Q. OK, I think that I have this right, that the last time you were in Charlotte was 2016 for Speed Street, which is an annual NASCAR festival in the city. With Montgomery Gentry?
Yeah, I was gonna say, if that’s the one I’m thinking of, that was actually — not to put a sad note on it — but that was the last time that I saw Troy before he passed. (Founding member Troy Gentry died in a helicopter crash in September 2017.)
Q. Oh, wow. ... Well, so I was wondering: Now that you’re headlining instead of opening, is it harder or is it easier to come up with setlists that are two, three times as long?
I mean ... it’s not really any longer than anything that I’ve done the past four, five, six years, ’cause when you’re out there doing festivals, they’re like, “Hey, can you do 90 minutes?” And you’re like, “Yeah!” The weird thing that’s more of a recent occurrence is: What do I cut out? What do I not play? What do I add in that’s new? That’s been a crazy feeling, when you’re looking at a setlist going, “OK, these are all songs that people know now” — instead of when I started 13 years ago on RCA, when I was going out and it was like, “Well, I’m gonna play this song that you guys don’t know at the beginning, the middle and the end.” (Laughs.)
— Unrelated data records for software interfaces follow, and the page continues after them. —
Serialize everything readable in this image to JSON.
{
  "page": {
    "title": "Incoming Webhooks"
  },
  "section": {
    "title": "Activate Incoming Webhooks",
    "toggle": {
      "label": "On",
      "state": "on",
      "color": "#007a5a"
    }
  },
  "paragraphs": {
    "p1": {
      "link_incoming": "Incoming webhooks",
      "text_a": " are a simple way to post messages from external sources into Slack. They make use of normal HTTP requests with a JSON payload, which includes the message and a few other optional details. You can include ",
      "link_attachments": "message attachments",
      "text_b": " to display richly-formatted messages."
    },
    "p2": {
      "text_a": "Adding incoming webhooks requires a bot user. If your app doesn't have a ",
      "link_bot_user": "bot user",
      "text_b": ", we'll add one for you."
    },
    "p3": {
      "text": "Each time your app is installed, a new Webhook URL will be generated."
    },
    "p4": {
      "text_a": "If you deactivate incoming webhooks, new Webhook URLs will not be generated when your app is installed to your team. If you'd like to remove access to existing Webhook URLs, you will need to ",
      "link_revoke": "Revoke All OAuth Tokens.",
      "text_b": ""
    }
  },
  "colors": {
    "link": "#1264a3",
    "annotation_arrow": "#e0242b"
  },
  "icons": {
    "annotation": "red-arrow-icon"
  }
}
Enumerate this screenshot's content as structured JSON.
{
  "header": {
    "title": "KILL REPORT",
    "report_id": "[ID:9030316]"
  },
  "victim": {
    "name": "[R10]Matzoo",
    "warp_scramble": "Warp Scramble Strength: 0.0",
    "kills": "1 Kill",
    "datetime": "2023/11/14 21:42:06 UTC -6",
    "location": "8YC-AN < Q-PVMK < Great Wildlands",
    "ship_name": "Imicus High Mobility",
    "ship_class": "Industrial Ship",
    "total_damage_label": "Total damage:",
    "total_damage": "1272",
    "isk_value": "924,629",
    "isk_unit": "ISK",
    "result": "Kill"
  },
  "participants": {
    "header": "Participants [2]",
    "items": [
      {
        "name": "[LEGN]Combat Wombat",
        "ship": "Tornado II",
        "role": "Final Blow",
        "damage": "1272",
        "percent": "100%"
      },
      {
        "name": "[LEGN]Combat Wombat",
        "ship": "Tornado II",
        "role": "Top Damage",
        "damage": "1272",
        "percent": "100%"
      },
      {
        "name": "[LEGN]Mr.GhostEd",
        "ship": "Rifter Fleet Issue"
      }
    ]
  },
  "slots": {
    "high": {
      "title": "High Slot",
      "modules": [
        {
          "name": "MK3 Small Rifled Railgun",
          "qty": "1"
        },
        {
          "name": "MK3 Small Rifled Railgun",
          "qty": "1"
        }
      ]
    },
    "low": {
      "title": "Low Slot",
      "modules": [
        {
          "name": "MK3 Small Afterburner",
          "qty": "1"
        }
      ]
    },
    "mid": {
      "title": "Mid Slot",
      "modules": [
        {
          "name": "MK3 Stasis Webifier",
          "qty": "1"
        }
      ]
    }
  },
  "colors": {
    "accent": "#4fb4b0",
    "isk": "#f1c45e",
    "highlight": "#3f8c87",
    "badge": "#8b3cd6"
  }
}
Q. Can you point to, like, one thing that finally helped you break through to where you could headline huge arenas and amphitheaters?
No. (Laughs.) I would love to be able to tell you there was one moment that did it, but that would be a lie. I think “Gettin’ You Home” being my first hit was a huge deal; I think “Tomorrow” was another step up into something else; I think “I’m Comin’ Over” was another step up into something else. I think over the course of that album until “Losing Sleep” was something really special. And I think it’s just an accumulation of all that stuff, and being able to have people come out and listen to the show and go, “Oh man, I forgot about this song.” And people going, “Oh, I’m looking forward to this.” Or, “This one surprised me.” I think that’s just the career path that I’ve had, and I’m incredibly lucky.
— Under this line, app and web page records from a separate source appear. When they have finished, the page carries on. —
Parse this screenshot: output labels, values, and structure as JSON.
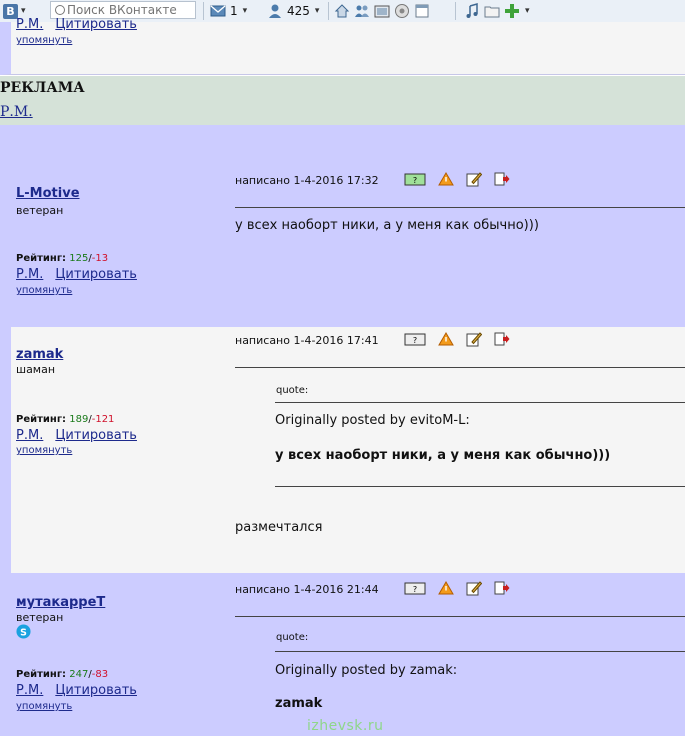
{
  "toolbar": {
    "logo": "В",
    "search_placeholder": "Поиск ВКонтакте",
    "messages_count": "1",
    "friends_count": "425",
    "icons": [
      "vk-logo-icon",
      "search-icon",
      "envelope-icon",
      "friends-icon",
      "home-icon",
      "people-icon",
      "photo-icon",
      "settings-icon",
      "window-icon",
      "music-icon",
      "folder-icon",
      "plus-icon"
    ]
  },
  "top": {
    "pm": "Р.М.",
    "cite": "Цитировать",
    "mention": "упомянуть"
  },
  "ad": {
    "title": "РЕКЛАМА",
    "pm": "Р.М."
  },
  "posts": [
    {
      "nick": "L-Motive",
      "rank": "ветеран",
      "rating_label": "Рейтинг:",
      "rating_pos": "125",
      "rating_neg": "-13",
      "pm": "Р.М.",
      "cite": "Цитировать",
      "mention": "упомянуть",
      "meta": "написано 1-4-2016 17:32",
      "text": "у всех наоборт ники, а у меня как обычно)))"
    },
    {
      "nick": "zamak",
      "rank": "шаман",
      "rating_label": "Рейтинг:",
      "rating_pos": "189",
      "rating_neg": "-121",
      "pm": "Р.М.",
      "cite": "Цитировать",
      "mention": "упомянуть",
      "meta": "написано 1-4-2016 17:41",
      "quote_label": "quote:",
      "quote_author": "Originally posted by evitoM-L:",
      "quote_text": "у всех наоборт ники, а у меня как обычно)))",
      "text": "размечтался"
    },
    {
      "nick": "мутакарреТ",
      "rank": "ветеран",
      "rating_label": "Рейтинг:",
      "rating_pos": "247",
      "rating_neg": "-83",
      "pm": "Р.М.",
      "cite": "Цитировать",
      "mention": "упомянуть",
      "meta": "написано 1-4-2016 21:44",
      "quote_label": "quote:",
      "quote_author": "Originally posted by zamak:",
      "quote_text": "zamak"
    }
  ],
  "watermark": "izhevsk.ru",
  "colors": {
    "lavender": "#ccccff",
    "ad_bg": "#d5e2d8",
    "link": "#1d2a8c",
    "positive": "#1a7a1a",
    "negative": "#d0102a"
  }
}
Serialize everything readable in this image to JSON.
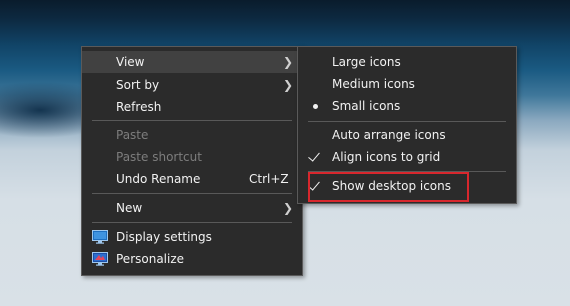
{
  "context_menu": {
    "items": [
      {
        "label": "View"
      },
      {
        "label": "Sort by"
      },
      {
        "label": "Refresh"
      },
      {
        "label": "Paste"
      },
      {
        "label": "Paste shortcut"
      },
      {
        "label": "Undo Rename",
        "shortcut": "Ctrl+Z"
      },
      {
        "label": "New"
      },
      {
        "label": "Display settings",
        "icon": "display-settings-icon"
      },
      {
        "label": "Personalize",
        "icon": "personalize-icon"
      }
    ]
  },
  "view_submenu": {
    "items": [
      {
        "label": "Large icons"
      },
      {
        "label": "Medium icons"
      },
      {
        "label": "Small icons",
        "selected": true
      },
      {
        "label": "Auto arrange icons"
      },
      {
        "label": "Align icons to grid",
        "checked": true
      },
      {
        "label": "Show desktop icons",
        "checked": true
      }
    ]
  },
  "colors": {
    "menu_background": "#2b2b2b",
    "highlight": "#414141",
    "annotation_box": "#d8272d"
  }
}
Q. Once you’d been through several years in a row of being tapped by people like Brad Paisley and Dierks Bentley to open, were you ever at a point when you were doing that where you thought, “Well, this is a pretty good career, supporting all these huge acts”? In other words, was there some point you had gotten to where you thought you had hit your peak as an artist, and that that was gonna be your career? You know what I mean?
Yeah, but no. (Laughs.) Not to put in like a weird light, but it was always one of those things for me of I was continuing to be out there and I was working on not only my craft but my tour — and stepping up through that. I mean, you look towards the end of it, where there were several years where I either wasn’t there (in Charlotte) or I was doing something else is when I started doing the theaters into the arenas; then last year it was all large arenas, and then this year going to amphitheaters.
It takes a lot of time — depending on who you are, and depending on what your career path is like. Mine’s always been ... just a very, very steady, gradual uptick through my career. And I’m not mad about that, one, at all. But two, I’m getting to a point now where I’ve been in a lot of different positions where I’ve opened for people, either as the first of three, or I’ve been the direct support on a tour ... so, now, getting to go out and do amphitheaters for the first time is a great feeling. That’s something that I’ve looked forward to, and set as a goal. And I’ll keep growing through this as well, and keep making ’em bigger and better.
With Chris Janson and Dylan Scott.
When: 7:30 p.m. Friday, May 17.
Where: PNC Music Pavilion, 707 Pavilion Blvd.
Tickets: $38.25 and up.
Details: 704-549-5555; www.livenation.com.